Records follow. Copy every line with "JSON".

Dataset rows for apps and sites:
-- -- --

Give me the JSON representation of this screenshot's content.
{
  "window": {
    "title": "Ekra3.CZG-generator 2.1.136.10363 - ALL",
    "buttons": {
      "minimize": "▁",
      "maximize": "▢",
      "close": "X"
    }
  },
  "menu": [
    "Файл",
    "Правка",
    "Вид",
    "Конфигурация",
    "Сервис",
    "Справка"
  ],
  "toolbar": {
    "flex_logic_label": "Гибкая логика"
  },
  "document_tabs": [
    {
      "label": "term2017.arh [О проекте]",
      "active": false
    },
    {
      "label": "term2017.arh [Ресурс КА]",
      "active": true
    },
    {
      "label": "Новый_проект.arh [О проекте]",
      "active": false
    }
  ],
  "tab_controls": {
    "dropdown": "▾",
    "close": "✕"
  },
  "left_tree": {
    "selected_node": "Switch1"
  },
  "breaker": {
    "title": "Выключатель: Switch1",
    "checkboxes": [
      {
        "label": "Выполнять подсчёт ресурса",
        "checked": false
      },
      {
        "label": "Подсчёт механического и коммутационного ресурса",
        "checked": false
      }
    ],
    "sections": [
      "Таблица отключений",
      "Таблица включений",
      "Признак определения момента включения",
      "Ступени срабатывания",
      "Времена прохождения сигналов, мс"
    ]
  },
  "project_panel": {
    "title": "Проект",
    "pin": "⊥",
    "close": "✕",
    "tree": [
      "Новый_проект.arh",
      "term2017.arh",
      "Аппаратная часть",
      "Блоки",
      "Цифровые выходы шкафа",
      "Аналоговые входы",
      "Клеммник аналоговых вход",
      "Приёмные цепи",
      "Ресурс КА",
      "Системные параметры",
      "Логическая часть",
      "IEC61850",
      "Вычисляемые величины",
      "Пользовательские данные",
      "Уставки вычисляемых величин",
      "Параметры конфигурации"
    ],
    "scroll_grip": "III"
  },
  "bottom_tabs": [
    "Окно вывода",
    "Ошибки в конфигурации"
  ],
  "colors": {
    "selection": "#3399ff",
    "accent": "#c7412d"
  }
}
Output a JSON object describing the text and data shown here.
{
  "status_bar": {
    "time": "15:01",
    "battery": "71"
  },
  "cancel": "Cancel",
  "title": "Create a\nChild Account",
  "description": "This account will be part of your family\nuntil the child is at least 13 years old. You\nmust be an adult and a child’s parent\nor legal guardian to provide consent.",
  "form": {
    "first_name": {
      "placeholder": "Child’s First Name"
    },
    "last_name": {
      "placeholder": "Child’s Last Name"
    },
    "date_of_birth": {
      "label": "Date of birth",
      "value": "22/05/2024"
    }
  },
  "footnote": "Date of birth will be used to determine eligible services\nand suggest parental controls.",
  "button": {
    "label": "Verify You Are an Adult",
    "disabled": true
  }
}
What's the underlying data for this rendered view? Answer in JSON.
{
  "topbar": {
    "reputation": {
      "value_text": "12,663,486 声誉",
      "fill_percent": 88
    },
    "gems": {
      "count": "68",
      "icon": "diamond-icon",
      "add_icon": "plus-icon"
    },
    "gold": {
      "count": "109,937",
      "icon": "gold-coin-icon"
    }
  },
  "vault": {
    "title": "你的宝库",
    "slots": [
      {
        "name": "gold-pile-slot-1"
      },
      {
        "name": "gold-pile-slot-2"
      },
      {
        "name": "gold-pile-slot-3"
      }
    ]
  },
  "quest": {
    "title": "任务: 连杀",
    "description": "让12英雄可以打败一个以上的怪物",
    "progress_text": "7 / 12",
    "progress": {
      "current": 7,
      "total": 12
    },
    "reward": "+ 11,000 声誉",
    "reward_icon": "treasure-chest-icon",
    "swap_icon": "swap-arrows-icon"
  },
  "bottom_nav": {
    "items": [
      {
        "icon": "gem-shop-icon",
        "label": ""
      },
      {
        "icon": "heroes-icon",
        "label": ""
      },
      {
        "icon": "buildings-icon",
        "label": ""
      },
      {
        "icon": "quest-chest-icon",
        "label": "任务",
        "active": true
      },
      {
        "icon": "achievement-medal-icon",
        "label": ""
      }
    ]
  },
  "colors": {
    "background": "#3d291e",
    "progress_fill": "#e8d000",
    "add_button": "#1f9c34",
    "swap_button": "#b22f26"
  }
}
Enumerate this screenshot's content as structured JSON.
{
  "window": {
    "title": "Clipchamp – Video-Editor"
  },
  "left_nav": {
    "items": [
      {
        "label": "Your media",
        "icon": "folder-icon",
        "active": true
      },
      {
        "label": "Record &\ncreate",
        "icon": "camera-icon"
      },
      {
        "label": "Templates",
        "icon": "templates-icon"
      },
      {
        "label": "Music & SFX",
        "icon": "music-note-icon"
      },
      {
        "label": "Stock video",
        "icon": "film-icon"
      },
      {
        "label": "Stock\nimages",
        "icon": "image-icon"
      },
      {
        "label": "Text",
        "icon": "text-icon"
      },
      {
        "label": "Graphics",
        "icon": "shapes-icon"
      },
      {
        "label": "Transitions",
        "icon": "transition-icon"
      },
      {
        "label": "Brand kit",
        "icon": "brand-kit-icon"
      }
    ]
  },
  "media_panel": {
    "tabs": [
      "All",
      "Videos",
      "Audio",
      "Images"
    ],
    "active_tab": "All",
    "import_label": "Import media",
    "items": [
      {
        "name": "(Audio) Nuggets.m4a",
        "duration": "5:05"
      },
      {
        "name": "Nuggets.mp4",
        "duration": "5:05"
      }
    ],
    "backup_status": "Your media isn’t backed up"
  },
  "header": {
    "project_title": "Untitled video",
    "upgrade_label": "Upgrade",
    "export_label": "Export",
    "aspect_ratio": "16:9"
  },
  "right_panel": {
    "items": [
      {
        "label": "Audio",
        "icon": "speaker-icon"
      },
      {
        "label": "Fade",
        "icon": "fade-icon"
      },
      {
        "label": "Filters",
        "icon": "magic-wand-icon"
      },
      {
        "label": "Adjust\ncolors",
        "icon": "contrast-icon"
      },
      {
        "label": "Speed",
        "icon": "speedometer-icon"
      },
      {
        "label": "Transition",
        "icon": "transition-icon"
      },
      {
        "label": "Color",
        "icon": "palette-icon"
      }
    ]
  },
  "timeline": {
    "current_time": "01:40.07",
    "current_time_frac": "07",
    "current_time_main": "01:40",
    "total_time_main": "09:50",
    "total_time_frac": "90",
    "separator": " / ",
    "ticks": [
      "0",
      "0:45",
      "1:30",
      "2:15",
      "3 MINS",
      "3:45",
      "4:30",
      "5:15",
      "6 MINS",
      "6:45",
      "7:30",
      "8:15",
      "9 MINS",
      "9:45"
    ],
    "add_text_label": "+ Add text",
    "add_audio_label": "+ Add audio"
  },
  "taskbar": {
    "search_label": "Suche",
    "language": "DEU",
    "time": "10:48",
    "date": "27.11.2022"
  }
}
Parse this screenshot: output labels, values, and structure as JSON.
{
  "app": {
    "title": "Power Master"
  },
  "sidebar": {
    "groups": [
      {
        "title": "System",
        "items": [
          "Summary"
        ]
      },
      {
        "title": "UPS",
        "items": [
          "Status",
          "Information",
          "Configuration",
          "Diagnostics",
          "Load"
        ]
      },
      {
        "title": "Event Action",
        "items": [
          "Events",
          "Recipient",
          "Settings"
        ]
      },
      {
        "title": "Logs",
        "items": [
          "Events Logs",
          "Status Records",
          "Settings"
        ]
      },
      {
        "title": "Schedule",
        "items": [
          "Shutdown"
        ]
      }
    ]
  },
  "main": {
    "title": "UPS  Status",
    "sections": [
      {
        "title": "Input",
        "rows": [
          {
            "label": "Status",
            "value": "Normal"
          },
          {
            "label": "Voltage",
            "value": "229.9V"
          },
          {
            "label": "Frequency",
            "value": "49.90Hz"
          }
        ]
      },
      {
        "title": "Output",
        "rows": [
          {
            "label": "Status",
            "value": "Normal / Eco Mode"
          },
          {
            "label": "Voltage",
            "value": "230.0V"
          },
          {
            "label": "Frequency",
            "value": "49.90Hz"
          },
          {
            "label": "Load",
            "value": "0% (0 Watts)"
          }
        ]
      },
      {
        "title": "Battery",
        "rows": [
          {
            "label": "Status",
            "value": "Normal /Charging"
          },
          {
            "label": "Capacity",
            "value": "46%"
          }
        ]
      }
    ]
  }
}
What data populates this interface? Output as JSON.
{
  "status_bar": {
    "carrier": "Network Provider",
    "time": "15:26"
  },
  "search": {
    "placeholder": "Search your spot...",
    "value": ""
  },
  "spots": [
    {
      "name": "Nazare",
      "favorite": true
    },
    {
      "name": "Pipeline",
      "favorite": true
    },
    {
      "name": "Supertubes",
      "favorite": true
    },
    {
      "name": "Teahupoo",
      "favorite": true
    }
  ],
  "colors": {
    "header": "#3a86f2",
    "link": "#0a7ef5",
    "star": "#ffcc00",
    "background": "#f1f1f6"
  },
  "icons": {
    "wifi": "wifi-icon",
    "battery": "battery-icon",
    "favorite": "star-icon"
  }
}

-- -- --

SOLUTION
Give me the JSON representation of this screenshot's content.
Output a JSON object describing the text and data shown here.
What's the underlying data for this rendered view? Answer in JSON.
Enumerate this screenshot's content as structured JSON.
Parse this screenshot: output labels, values, and structure as JSON.
What data populates this interface? Output as JSON.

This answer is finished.